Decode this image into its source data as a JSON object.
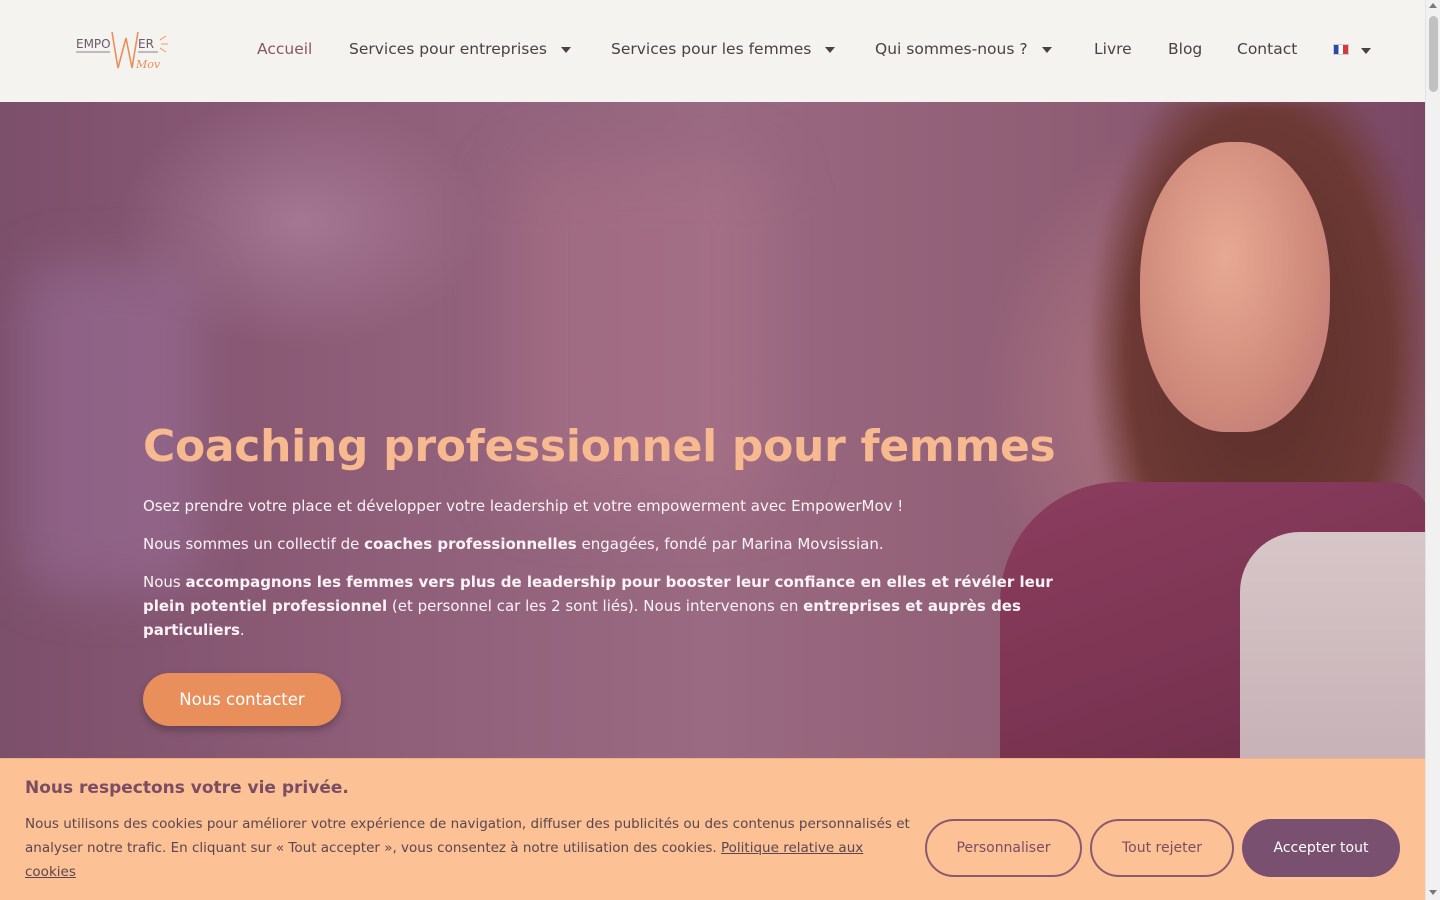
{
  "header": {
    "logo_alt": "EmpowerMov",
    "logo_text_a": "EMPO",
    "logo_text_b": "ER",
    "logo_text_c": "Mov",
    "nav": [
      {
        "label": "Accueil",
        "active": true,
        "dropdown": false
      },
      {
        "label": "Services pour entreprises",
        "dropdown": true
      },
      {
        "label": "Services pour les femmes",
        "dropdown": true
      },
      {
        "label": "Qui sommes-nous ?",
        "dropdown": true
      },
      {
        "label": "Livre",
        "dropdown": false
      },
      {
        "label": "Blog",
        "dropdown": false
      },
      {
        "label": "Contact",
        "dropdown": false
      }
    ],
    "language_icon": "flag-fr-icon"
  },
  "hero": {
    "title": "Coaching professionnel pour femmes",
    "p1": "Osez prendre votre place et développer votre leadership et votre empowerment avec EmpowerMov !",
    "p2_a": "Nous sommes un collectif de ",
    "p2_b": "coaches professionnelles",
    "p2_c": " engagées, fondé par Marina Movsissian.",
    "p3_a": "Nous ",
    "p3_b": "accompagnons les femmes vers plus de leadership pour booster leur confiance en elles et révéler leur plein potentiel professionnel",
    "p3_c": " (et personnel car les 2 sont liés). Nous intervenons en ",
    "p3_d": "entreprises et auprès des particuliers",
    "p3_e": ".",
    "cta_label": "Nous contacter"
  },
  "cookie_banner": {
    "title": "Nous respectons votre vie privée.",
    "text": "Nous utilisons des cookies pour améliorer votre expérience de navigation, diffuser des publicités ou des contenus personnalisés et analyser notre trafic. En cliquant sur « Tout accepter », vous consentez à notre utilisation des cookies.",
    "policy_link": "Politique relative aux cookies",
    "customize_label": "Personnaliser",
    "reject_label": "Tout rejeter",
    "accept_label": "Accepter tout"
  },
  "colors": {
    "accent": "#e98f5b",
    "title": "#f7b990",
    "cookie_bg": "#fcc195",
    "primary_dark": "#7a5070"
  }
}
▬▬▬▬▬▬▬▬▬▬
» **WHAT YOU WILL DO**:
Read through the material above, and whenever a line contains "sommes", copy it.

» **SOLUTION TO THE EXERCISE**:
        "label": "Qui sommes-nous ?",
    "p2_a": "Nous sommes un collectif de ",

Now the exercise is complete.